I tried to explore this continuity between 43 and 44 last week, when writing on the Churchill bust that President Obama recently returned to the British, an act that symbolically disavows a lion of the West. Understanding the symbolism is somewhat complicated, I wrote, because of the fact that even as George W. Bush may have retained the Churchill bust and other knickknacks of Western civilization, the 43rd president did more to break with such legacies than perhaps any previous president.
Yes, upon attack by Islamic terrorists on Sept. 11, 2001, Bush ordered our armed forces to fight the undefined "war on terror" and "extremism." But Bush was first and always an internationalist, a globalist, with no patriotic calling, for example, to stem the massive illegal Hispanic influx that has transformed large swaths of the United States into a Third World, Spanish-speaking culture. In countless ways, President Obama is merely extending and expanding policies initiated by his predecessor. From securing the border, which neither man has considered a priority, to securing a Palestinian state, which both men have considered a priority, to a shared belief in bailout packages that are nationalizing the economy, a neutered lexicon with which to address Islam, and the legalization of millions of illegal aliens, there is in both leaders a transformational impulse, intensified and recognized as radicalism only in Obama's case.

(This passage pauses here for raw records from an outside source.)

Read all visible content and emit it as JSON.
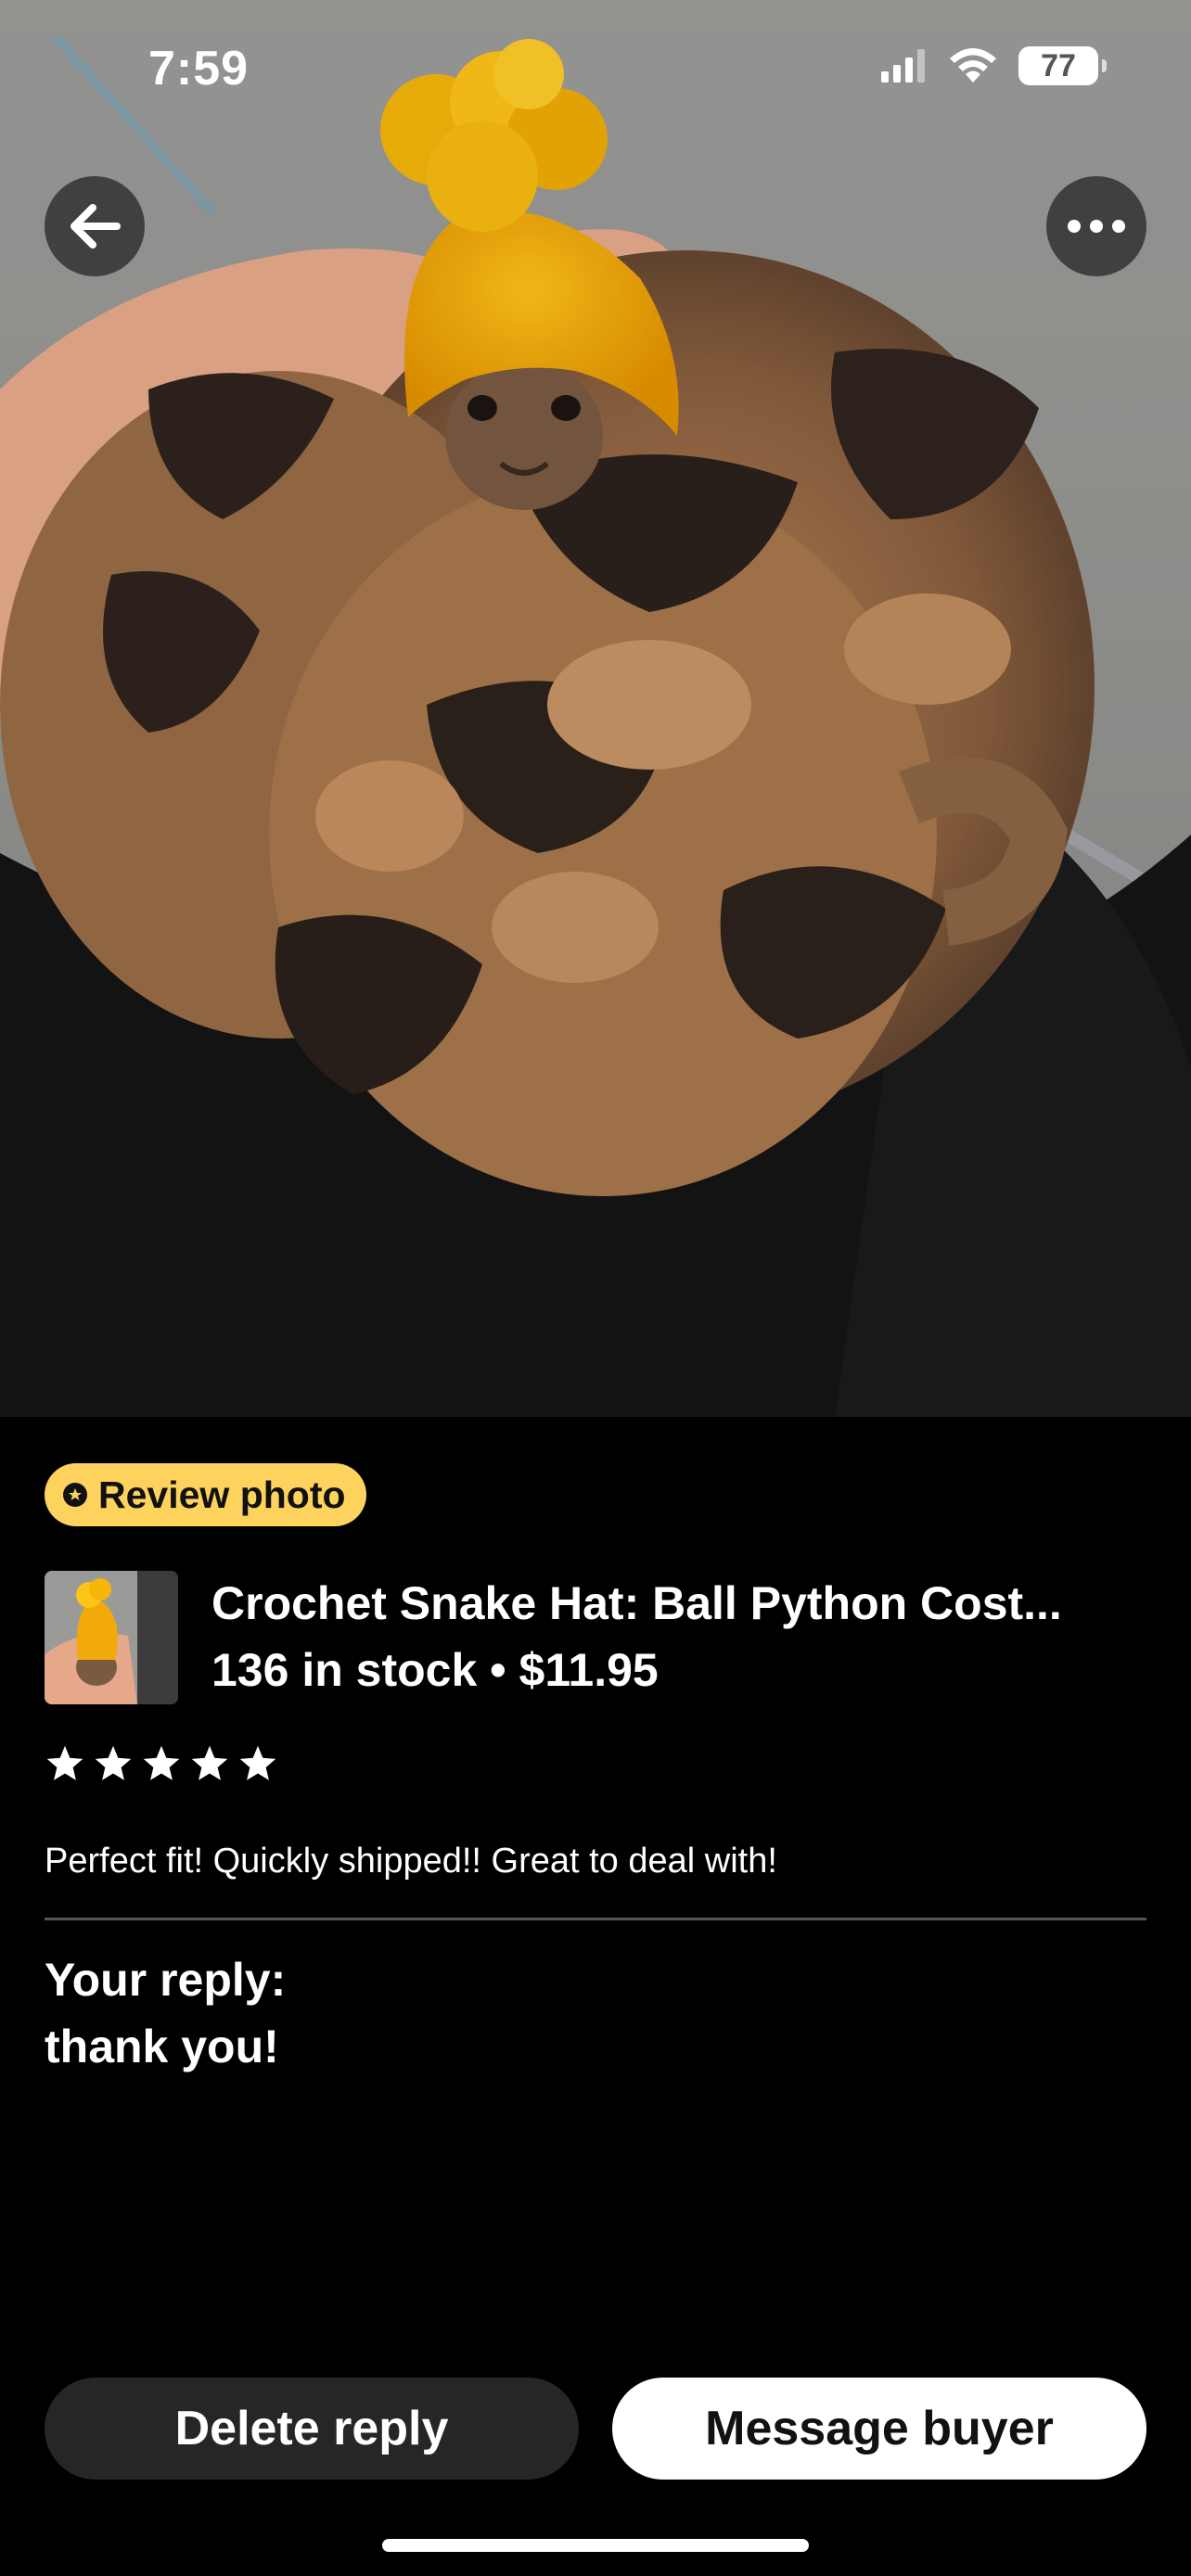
{
  "status_bar": {
    "time": "7:59",
    "battery": "77",
    "icons": [
      "cellular-signal-icon",
      "wifi-icon",
      "battery-icon"
    ]
  },
  "photo": {
    "description_icon": "review-photo-image"
  },
  "nav": {
    "back_icon": "arrow-left-icon",
    "more_icon": "ellipsis-icon"
  },
  "badge": {
    "label": "Review photo",
    "color": "#fdd35e"
  },
  "product": {
    "title": "Crochet Snake Hat: Ball Python Cost...",
    "meta": "136 in stock • $11.95"
  },
  "review": {
    "rating": 5,
    "max_rating": 5,
    "text": "Perfect fit! Quickly shipped!! Great to deal with!"
  },
  "reply": {
    "label": "Your reply:",
    "text": "thank you!"
  },
  "actions": {
    "delete_label": "Delete reply",
    "message_label": "Message buyer"
  },
  "colors": {
    "background": "#000000",
    "accent": "#fdd35e",
    "secondary_button": "#262626",
    "primary_button": "#ffffff"
  }
}
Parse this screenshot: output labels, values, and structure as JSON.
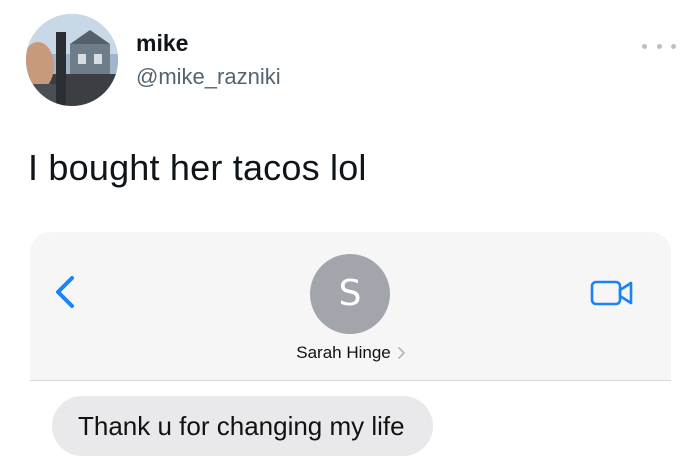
{
  "tweet": {
    "author_name": "mike",
    "author_handle": "@mike_razniki",
    "text": "I bought her tacos lol",
    "more_icon": "more-dots-icon"
  },
  "imessage": {
    "contact_initial": "S",
    "contact_name": "Sarah Hinge",
    "back_icon": "chevron-left-icon",
    "video_icon": "video-camera-icon",
    "contact_chevron_icon": "chevron-right-icon",
    "messages": [
      {
        "text": "Thank u for changing my life",
        "direction": "incoming"
      }
    ],
    "accent_color": "#1a82fb",
    "bubble_color": "#e9e9eb",
    "avatar_color": "#a2a5ab"
  }
}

President Obama, meanwhile, is trying to camouflage himself in the confusion. Last week, following an interview with the New York Times aboard Air Force One, President Obama telephoned the reporter at his office to elaborate on the president's answer to what was apparently a shocking question: Was he, Obama, a "socialist"?
"It was hard for me to believe that you were entirely serious about that socialist question," Mr. Obama told the reporter, who wrote: "He then dismissed the criticism, saying the large-scale government intervention in the markets and the expansion of social welfare programs had begun under his Republican predecessor, George W. Bush. 'It wasn't under me that we started buying a bunch of shares of banks," Mr. Obama said. 'And it wasn't on my watch that we passed a massive new entitlement, the prescription drug plan, without a source of funding.'"
So true. But drawing on the mantle of George W. Bush should be no shield against charges of socialism. Having massively expanded the government and massively intervened in the economy, Bush checked his capitalist credentials long ago. For Obama, this really is smoke and mirrors time. Going for the grandest illusion of all, he then told the New York Times: "We've actually been operating in a way that has been entirely consistent with free-market principles."
Excuse me while I pick my jaw off the ground. Everyone knows -- or should know -- that putting more and more of the government in charge of more and more of the economy is entirely inconsistent with free-market principles. This means that the president's statement to the contrary is what is known as a big lie. Repeat it enough, and people believe it. President Obama, of course, only has to say it once: George W. Bush, the Republicans, they started this whole thing; since they represent "conservatism," that must make him Mr. Free Market.
Confusing? Only so long as George W. Bush retains conservatism's stamp of approval, thus stun-gunning conservatism. The resulting paralysis is what keeps a lot of the Obama hocus pocus going -- even when the ruse is so obvious. Not to mainstream media reporters, of course; they're hopeless. But conservatives, I'm afraid, are in denial.